Lies That Comfort You is the debut album from Fierce Friend, the brain child of local musician Alan Grice, who you may have spotted tinkling the ivories, thumping the tubs, or any other number of vernacular descriptions for performing on instruments, within a great number of Brighton bands. Most notably, multi-instrumental Mr Grice has performed as a side-man for The Electric Soft Parade (keys), Foxes! (bass) and Octopuses (drums), but he’s been a go-to player for many on the scene beyond that, giving him time, opportunity and agency to develop his own skill as a songwriter and arranger, leading almost inevitably to the formation from frequent collaborators of this group as a vehicle for his own compositions. Fierce Friend popped their heads above the parapet a couple of years ago to play a handful of shows, teasing the sounds of this record to eager audiences, but then everything went quiet. So it’s a great pleasure, and a slight surprise, that this album has finally come to light amongst a flurry of renewed activity from the group.
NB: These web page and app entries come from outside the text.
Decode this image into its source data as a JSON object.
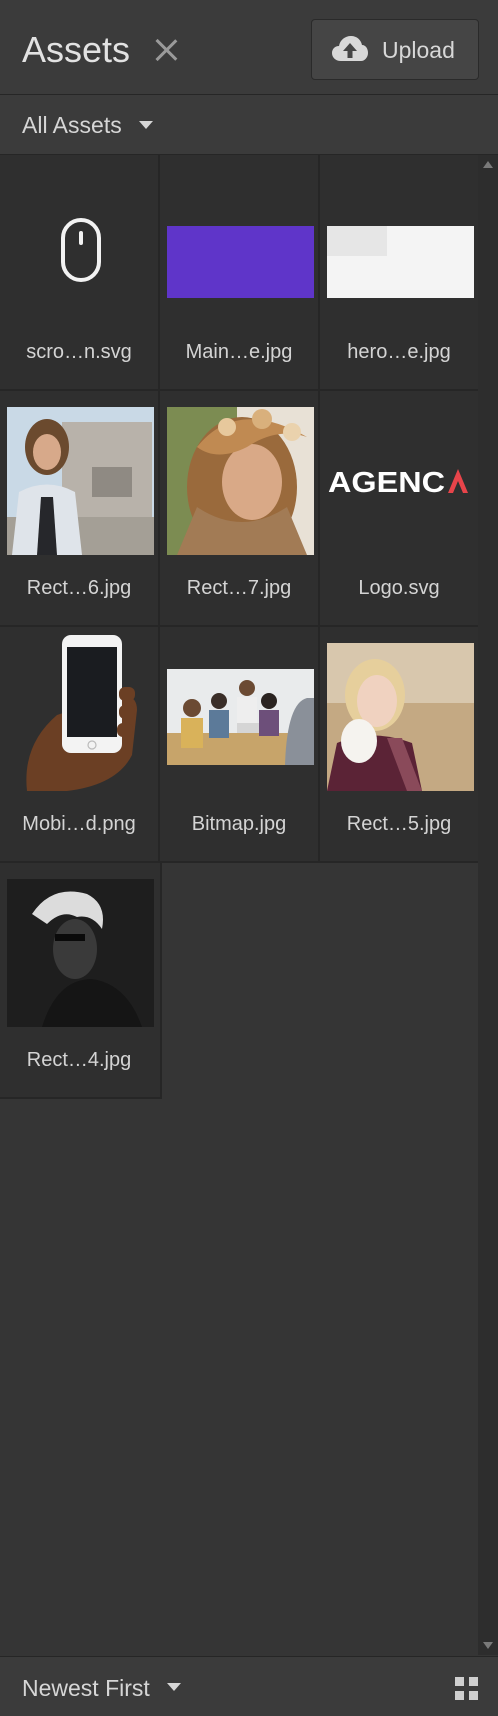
{
  "header": {
    "title": "Assets",
    "upload_label": "Upload"
  },
  "filter": {
    "selected": "All Assets"
  },
  "assets": [
    {
      "name": "scro…n.svg",
      "kind": "mouse-icon"
    },
    {
      "name": "Main…e.jpg",
      "kind": "purple-banner"
    },
    {
      "name": "hero…e.jpg",
      "kind": "white-banner"
    },
    {
      "name": "Rect…6.jpg",
      "kind": "photo-man-concrete"
    },
    {
      "name": "Rect…7.jpg",
      "kind": "photo-woman-flowers"
    },
    {
      "name": "Logo.svg",
      "kind": "agency-logo",
      "logo_text": "AGENCY"
    },
    {
      "name": "Mobi…d.png",
      "kind": "phone-in-hand"
    },
    {
      "name": "Bitmap.jpg",
      "kind": "photo-meeting"
    },
    {
      "name": "Rect…5.jpg",
      "kind": "photo-blonde-woman"
    },
    {
      "name": "Rect…4.jpg",
      "kind": "photo-dark-portrait"
    }
  ],
  "footer": {
    "sort_selected": "Newest First"
  },
  "colors": {
    "background": "#353535",
    "panel": "#3b3b3b",
    "tile": "#2f2f2f",
    "accent_purple": "#5b32c4",
    "logo_red": "#e8444a"
  }
}
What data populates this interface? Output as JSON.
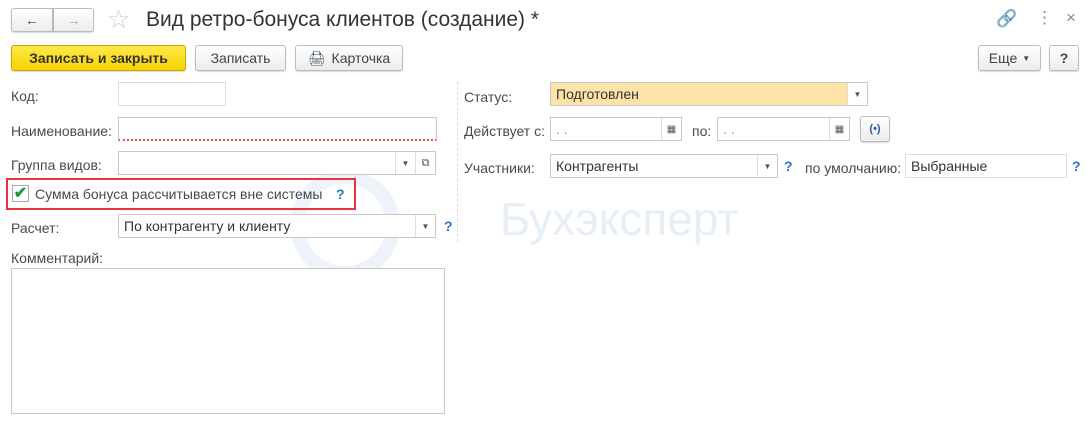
{
  "window": {
    "title": "Вид ретро-бонуса клиентов (создание) *"
  },
  "toolbar": {
    "save_close": "Записать и закрыть",
    "save": "Записать",
    "card": "Карточка",
    "more": "Еще",
    "help": "?"
  },
  "form": {
    "code": {
      "label": "Код:",
      "value": ""
    },
    "name": {
      "label": "Наименование:",
      "value": ""
    },
    "group": {
      "label": "Группа видов:",
      "value": ""
    },
    "checkbox": {
      "label": "Сумма бонуса рассчитывается вне системы",
      "checked": true,
      "help": "?"
    },
    "calc": {
      "label": "Расчет:",
      "value": "По контрагенту и клиенту",
      "help": "?"
    },
    "comment": {
      "label": "Комментарий:",
      "value": ""
    },
    "status": {
      "label": "Статус:",
      "value": "Подготовлен"
    },
    "from": {
      "label": "Действует с:",
      "value": " .  ."
    },
    "to": {
      "label": "по:",
      "value": " .  ."
    },
    "participants": {
      "label": "Участники:",
      "value": "Контрагенты",
      "help": "?"
    },
    "default": {
      "label": "по умолчанию:",
      "value": "Выбранные",
      "help": "?"
    }
  },
  "watermark": "Бухэксперт",
  "colors": {
    "accent": "#f5d300",
    "status_bg": "#fde3a7",
    "highlight": "#e8323c",
    "help": "#2a73c9"
  }
}
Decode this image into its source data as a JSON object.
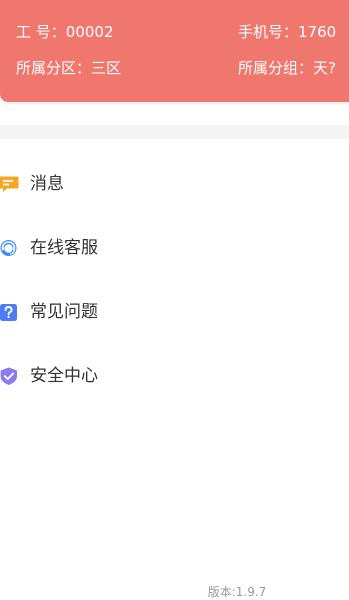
{
  "header": {
    "employee_no_label": "工 号：",
    "employee_no_value": "00002",
    "phone_label": "手机号：",
    "phone_value": "1760",
    "district_label": "所属分区：",
    "district_value": "三区",
    "group_label": "所属分组：",
    "group_value": "天?"
  },
  "menu": {
    "messages": {
      "label": "消息",
      "icon": "message-icon",
      "color": "#f5a623"
    },
    "customer_service": {
      "label": "在线客服",
      "icon": "customer-service-icon",
      "color": "#3d8bf7"
    },
    "faq": {
      "label": "常见问题",
      "icon": "question-icon",
      "color": "#4c7df5"
    },
    "security": {
      "label": "安全中心",
      "icon": "shield-check-icon",
      "color": "#8b7cf0"
    }
  },
  "footer": {
    "version": "版本:1.9.7"
  },
  "colors": {
    "header_bg": "#ef776d",
    "separator": "#f4f4f4",
    "text": "#333333",
    "muted": "#9a9a9a"
  }
}
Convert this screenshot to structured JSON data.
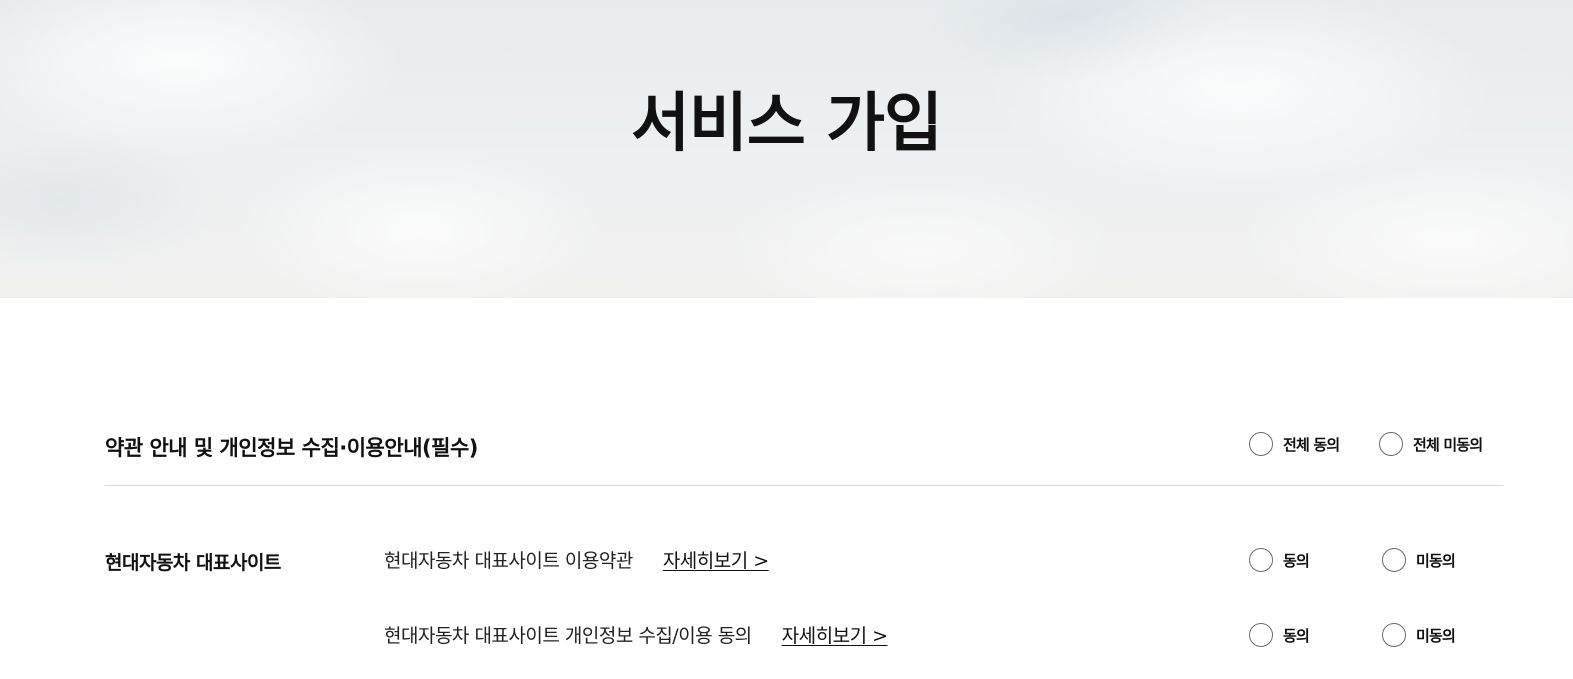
{
  "hero": {
    "title": "서비스 가입"
  },
  "terms_section": {
    "title": "약관 안내 및 개인정보 수집·이용안내(필수)",
    "agree_all_label": "전체 동의",
    "disagree_all_label": "전체 미동의"
  },
  "site_group": {
    "name": "현대자동차 대표사이트",
    "items": [
      {
        "text": "현대자동차 대표사이트 이용약관",
        "link_label": "자세히보기 >",
        "agree_label": "동의",
        "disagree_label": "미동의"
      },
      {
        "text": "현대자동차 대표사이트 개인정보 수집/이용 동의",
        "link_label": "자세히보기 >",
        "agree_label": "동의",
        "disagree_label": "미동의"
      }
    ]
  }
}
One has to presume that Grice has been hiding away obsessively perfecting this material, for the record has a sumptuous polished pop sound. These smooth, summery songs are smothered in harmony, making it a welcome companion to this unprecedented heatwave we find ourselves experiencing in early May 2018. The album is packed with infectious hook-laden songs, that make for a bit of an indie-pop tour-de-force, if a tour-de-force can be impressive by virtue of its haziness and melancholy! Lead single ‘Don’t Fade Me To White’ is a particularly luscious example: slow, steadily considered, and heart-achingly beautiful, it feels like a centre-piece for the album, and was an excellent choice for the first single, quickly snapped up by BBC 6Music for some airplay.
It’s in this mode when the album works best: where the band get your goosebumps standing with perfectly executed smooth indie-pop, on the kind of tunes the kings of yacht rock would be composing if they too had been raised on Elliott Smith, Ben Folds, and Pavement’s Terror Twilight. In particular ‘Already Done’ and ‘The Great Elephant’ work as companions to ‘Don’t Fade Me To White’, finding a similar pace. This album isn’t a one trick pony but some of the other places it takes you are not necessarily as easy to swallow. ‘Morning Lullaby’, for example, denies the dreaminess of its title to present an exercise in tightly orchestrated chaos that can be quite a challenge to the casual listener. It’s cleverly messy, in that everything is ordered and considered, to deliberately create an effect that’s jarring – a pitch-shifted guitar glissando repeats defiantly throughout the track, fighting against the group’s core tendency to find consonance in even the most complex of harmonies.
In another example we have ‘Sugar Landing’, a song that sounds saccharine and sugar-coated, but with a hint of menace and a lyric about some devilish bug that lays its eggs in your ear. Although it does tend towards velvety soft throughout the album, there’s something a little disconcerting about the lack of tension in Grice’s voice when he delivers the lines: “Lose my mind/ don’t bug me off/ go plant your eggs in somebody else’s head”. It’s as if he’s resigned himself to this torture, only offering the feeblest resistance. Generally speaking I found the faster paced stuff on the album to be less effective than the mellow grooves, sometimes feeling like a group trying to play outside their comfort zone, rather than embracing their strengths, but the title track ‘Lies That Comfort You’ bucks this trend. Sounding like Ben Folds Five at their buoyant best, this really is a triumph, hurtling along through a brightly coloured array of clever chords (Chord Orchard is truly a fitting label for this record) before signing off with a trumpet solo that’s riotous fun.
If anything I’d say ‘Lies That Comfort You’ would sit better earlier in the album, perhaps swapping places with ‘The Great Elephant’ and its companion ‘The Elephant Escapes’ for, although those songs feature some of my favourite music on the album, the reprise coming so early on feels like a bit of a distraction and certainly a loss of momentum. ‘Lies…’ also seems to work as a bit of a decoder for the rest of the album. The more you listen to the record, the more you notice the dark shadows hiding within the light arrangements, and songs like ‘Morning Lullaby’ begin to make more sense within this wider context. As we seek comfort in these soft sounds and moments of beauty, there’s the sense that reality gets in the way. The harder you try to find or create order the harder life fights back and gives you pause, irritation or frustration. On the surface this is just a luscious indie-pop album, but there’s a lot bubbling away beneath, and that makes for a compelling listen, one you may find yourself returning to time after time.